New Date To Be Set April 29
FOX PLEADS FOR A SECOND CONTINUANCE,
NEW JUDGE AGREES TO DELAY TRIAL AGAIN
By STEVE WILSON
TAMPA (APRIL 16, 1999) – Claiming the defendants needed more time to prepare for a trial that should not be conducted during a television ratings month, lawyers for Fox Television have obtained their second delay in the case of this reporter and Jane Akre versus WTVT. A new date is expected to be set at the April 29 hearing before Judge Gaspar Ficarotta who will now preside over the trial following a normal judicial rotation which has sent Judge Robert Bonanno to another court division.

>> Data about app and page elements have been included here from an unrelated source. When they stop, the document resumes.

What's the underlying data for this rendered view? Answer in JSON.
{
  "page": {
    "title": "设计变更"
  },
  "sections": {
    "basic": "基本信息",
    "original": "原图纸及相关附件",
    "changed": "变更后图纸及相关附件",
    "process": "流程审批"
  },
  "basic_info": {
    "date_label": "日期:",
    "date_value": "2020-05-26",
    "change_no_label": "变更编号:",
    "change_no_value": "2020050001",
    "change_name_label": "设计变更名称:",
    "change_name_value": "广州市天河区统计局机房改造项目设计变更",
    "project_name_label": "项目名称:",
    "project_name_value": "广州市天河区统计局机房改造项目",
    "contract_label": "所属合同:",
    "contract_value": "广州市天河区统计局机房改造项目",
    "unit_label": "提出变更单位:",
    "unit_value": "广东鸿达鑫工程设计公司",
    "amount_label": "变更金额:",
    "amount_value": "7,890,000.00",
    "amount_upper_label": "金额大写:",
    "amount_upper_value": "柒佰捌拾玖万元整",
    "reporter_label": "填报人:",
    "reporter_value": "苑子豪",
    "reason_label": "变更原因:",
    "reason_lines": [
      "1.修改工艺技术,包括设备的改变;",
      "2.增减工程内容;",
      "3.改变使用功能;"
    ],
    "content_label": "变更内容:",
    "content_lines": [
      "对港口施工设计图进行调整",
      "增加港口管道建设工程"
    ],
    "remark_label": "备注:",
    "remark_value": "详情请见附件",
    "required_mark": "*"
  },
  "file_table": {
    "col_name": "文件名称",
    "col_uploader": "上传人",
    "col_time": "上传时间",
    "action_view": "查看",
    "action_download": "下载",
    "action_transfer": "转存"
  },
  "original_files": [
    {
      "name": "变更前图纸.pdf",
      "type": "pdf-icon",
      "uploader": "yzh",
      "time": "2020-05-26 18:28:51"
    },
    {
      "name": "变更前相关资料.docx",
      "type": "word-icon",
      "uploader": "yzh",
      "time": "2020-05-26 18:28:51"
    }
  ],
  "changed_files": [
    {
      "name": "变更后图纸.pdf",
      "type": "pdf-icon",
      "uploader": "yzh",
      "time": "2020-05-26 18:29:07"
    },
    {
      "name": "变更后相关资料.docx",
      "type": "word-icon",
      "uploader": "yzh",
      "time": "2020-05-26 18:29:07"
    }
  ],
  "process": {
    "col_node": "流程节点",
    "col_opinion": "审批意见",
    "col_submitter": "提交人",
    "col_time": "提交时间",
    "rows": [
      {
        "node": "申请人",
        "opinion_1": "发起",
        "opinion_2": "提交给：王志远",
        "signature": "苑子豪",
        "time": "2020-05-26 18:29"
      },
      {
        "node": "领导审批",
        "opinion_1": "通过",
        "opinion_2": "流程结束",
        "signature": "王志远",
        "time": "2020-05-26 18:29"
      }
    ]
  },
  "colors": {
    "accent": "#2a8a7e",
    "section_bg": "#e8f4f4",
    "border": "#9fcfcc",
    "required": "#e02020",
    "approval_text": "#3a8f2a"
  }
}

The defendants were not as fortunate on their other motions. The judge refused a request to stop or to limit this reporters ability to continue to take depositions in the case and he denied another motion for a protective order to block the deposition of Fox attorney Patricia Anderson.
The delay was opposed by this reporter who is representing himself in the action. Attorneys representing co-plaintiff Jane Akre did not oppose a reasonable delay but have made it clear they want the trial re-set for the earliest possible date.
"Delay is the defendant's best friend," said Jane Akre after the hearing. "When Judge Bonanno granted the last delay, he made it clear the other side should prepared for trial May 10. Instead, they apparently counted on the goodwill of the new judge they knew was coming. In a year, they've conducted just four depositions. It's time to stop stalling and let a jury decide this case."
Defendants with deep pockets frequently adopt a delay strategy in hopes the other side will run out of resources or lose its resolve to continue to pursue its claim. In this case, Fox has hired lawfirms in several states to block the plaintiffs' efforts to conduct depositions of Fox executives and others. One knowledgeable source familiar with the case has put the defense costs at $1 million so far.
Fox attorney Patricia Anderson filed papers with the court claiming misconduct on the part of this reporter as he has pursued more than 30 depositions from various witnesses in the case. She told the court that dealing with this reporter as a pro se plaintiff has been "a nightmare."
Judge Ficarottta rejected her plea that the judge block any further depositions, including Anderson's own which was scheduled for the following day. Anderson claimed she never even knew the plaintiffs were employed by Fox until the day they were fired when she claims she was hired to represent the station.
This reporter told the judge despite Anderson's sworn claims, there is evidence to the contrary which the plaintiff was entitled to discover in a deposition. Judge Ficarotta suggested the litigants could "try to work it out" or, otherwise, the deposition was scheduled to go forward. He warned both sides he would not be hesitant to invoke sanctions if Anderson failed to attend or if the deposition did not go forward properly.
Editor's note: The deposition did proceed and, among other things, produced evidence of the involvement of President Clinton's personal attorney, David Kendall, who is now representing Fox in this matter. (see separate story)